Author: Pat True, RTrue@profitstars.com
According to the Commercial Finance Association’s annual survey, asset based lending (excluding factoring) commitments rose to $216 billion by the end of 2014, with funded balances reaching $90 billion. This represents a 12.3% increase in funded balances from 2013. Overall credit line utilization rose 41% for the year. During a year that saw a return to commercial real estate lending for many, working capital lines were also clearly a factor. This trend was recognized by regulators as the OCC distributed new guidance for management of asset based lines, recognizing that banks are doing more in this arena. Times like these call for a return to the fundamentals of working capital finance. Among these are the five keys to depending on accounts receivable as a repayment source:
- Strong initial credit decision
- Accurate and timely information
- Control of the cash (payments from account debtors)
- Sound monitoring practices
- Protection against changing circumstances
Improvements in technology have enhanced every one of the five keys. Account management systems today provide fresh daily information to lenders rather than a dependence on borrowing base certificates or other monthly data. What’s more, this information is designed to match the accounting system of the borrower, and new verification techniques can help to assure validity. Systems also reveal trend data regarding the performance of key debtors as well as individual invoices. As you evaluate your financial institution’s strategy for working capital financing, consider whether you would attempt to develop this capability internally or work in partnership with a third party vendor. Consider these questions:

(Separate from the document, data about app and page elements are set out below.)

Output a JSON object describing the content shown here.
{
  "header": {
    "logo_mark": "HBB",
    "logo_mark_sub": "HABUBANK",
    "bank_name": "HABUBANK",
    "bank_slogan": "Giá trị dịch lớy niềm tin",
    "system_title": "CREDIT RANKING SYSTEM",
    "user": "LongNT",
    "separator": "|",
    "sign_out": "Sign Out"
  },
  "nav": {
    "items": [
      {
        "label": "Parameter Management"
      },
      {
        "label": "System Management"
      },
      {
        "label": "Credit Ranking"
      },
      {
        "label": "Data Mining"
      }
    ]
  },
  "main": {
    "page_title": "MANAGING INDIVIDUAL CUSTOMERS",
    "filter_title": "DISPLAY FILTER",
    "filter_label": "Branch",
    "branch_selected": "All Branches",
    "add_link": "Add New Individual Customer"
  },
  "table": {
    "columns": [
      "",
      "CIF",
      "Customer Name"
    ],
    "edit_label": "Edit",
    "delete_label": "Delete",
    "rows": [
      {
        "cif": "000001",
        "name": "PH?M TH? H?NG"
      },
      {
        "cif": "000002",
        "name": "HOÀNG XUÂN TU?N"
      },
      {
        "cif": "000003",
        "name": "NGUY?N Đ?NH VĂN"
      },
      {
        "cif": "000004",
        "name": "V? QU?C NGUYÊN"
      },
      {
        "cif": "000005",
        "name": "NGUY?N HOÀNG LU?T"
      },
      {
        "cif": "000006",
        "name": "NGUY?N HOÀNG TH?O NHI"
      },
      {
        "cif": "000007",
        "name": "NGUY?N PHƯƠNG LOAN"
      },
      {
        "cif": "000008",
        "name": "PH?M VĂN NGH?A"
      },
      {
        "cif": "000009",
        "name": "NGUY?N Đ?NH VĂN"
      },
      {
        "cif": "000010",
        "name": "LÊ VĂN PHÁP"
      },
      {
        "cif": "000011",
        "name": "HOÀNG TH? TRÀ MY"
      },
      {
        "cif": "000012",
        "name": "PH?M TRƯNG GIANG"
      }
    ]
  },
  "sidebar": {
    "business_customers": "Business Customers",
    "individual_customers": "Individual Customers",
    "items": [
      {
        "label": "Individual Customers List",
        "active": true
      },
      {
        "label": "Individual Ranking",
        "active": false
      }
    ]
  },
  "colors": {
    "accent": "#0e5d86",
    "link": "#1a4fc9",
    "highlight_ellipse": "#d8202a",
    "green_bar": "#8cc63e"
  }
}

- Does your organization have a formal credit policy addressing the unique characteristics of working capital lines?
- Do you have systems in place that will provide accurate and detailed information regarding your borrower and their account debtors?
- How fresh is the information you are using to make decisions on advances under each line? Is it refreshed daily or is it based on a once-a-month process?
- Are you requiring account debtors to remit payments to an ACH account or lockbox that you control – thus reducing the likelihood of evergreen lines and assuring the line becomes a self-liquidating facility?
- Does your current system notify your lending staff when circumstances change within the relationship? Does it incorporate risk triggers and automated alerts thus allowing for an exception management process?
- Have you considered the use of credit insurance for larger account debtor exposures?
- Have you identified the industry sectors that would be the most likely targets in your market area, as well as those that involve higher risk due to the nature of the sales transaction?
- Does your system foster consistency among lenders and lending units in regards to monitoring of your revolving lines?
- Last but certainly not least, is your approach to working capital financing profitable? Does it reward your bank for the service or has it simply become a loss leader for other products and services?
One last factor to consider is the size of your targeted asset based lines. While many lines in the industry exceed one million dollars, consider a strategy that allows you to attract the younger emerging businesses, typically two to five years old. Line sizes for this group will most likely be in the $250 - $750k range. In order to effectively manage this business, you need a system which offers efficiency. By developing these relationships earlier, though, you diversify risk across the portfolio and you win them earlier in the business life cycle. These businesses are likely to be longer lasting clients of your institution and enjoy at least six or seven other products, representing a full range of financial services. As they grow, they become less dependent on working capital financing and more on cash management services.
If working capital financing is not part of your overall market strategy, consider why? Evaluate its place in your organization as well as the inside or outsourced expertise needed to make it happen.